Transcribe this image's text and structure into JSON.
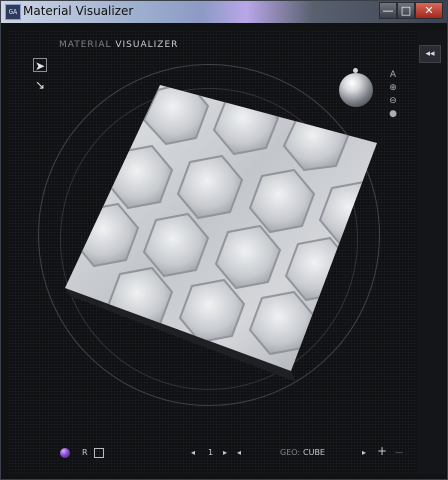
{
  "window": {
    "title": "Material Visualizer",
    "app_icon_text": "GA",
    "controls": {
      "minimize": "—",
      "maximize": "□",
      "close": "✕"
    }
  },
  "viewport": {
    "title_prefix": "MATERIAL",
    "title_main": "VISUALIZER",
    "collapse_label": "◂◂"
  },
  "tools": {
    "select": "➤",
    "transform": "↘"
  },
  "side_icons": [
    "A",
    "⊕",
    "⊖",
    "●"
  ],
  "bottom_bar": {
    "render_label": "R",
    "page_prev": "◂",
    "page_number": "1",
    "page_next": "▸",
    "page_last": "◂",
    "geo_label": "GEO:",
    "geo_value": "CUBE",
    "geo_next": "▸",
    "add": "+",
    "remove": "—"
  },
  "colors": {
    "viewport_bg": "#0f1012",
    "surface": "#c9cbd0",
    "title_gradient_accent": "#b9a6e8"
  }
}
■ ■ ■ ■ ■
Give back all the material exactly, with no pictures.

Transcribe this image's text and structure into JSON.
{
  "window": {
    "title": "Material Visualizer",
    "app_icon_text": "GA",
    "controls": {
      "minimize": "—",
      "maximize": "□",
      "close": "✕"
    }
  },
  "viewport": {
    "title_prefix": "MATERIAL",
    "title_main": "VISUALIZER",
    "collapse_label": "◂◂"
  },
  "tools": {
    "select": "➤",
    "transform": "↘"
  },
  "side_icons": [
    "A",
    "⊕",
    "⊖",
    "●"
  ],
  "bottom_bar": {
    "render_label": "R",
    "page_prev": "◂",
    "page_number": "1",
    "page_next": "▸",
    "page_last": "◂",
    "geo_label": "GEO:",
    "geo_value": "CUBE",
    "geo_next": "▸",
    "add": "+",
    "remove": "—"
  },
  "colors": {
    "viewport_bg": "#0f1012",
    "surface": "#c9cbd0",
    "title_gradient_accent": "#b9a6e8"
  }
}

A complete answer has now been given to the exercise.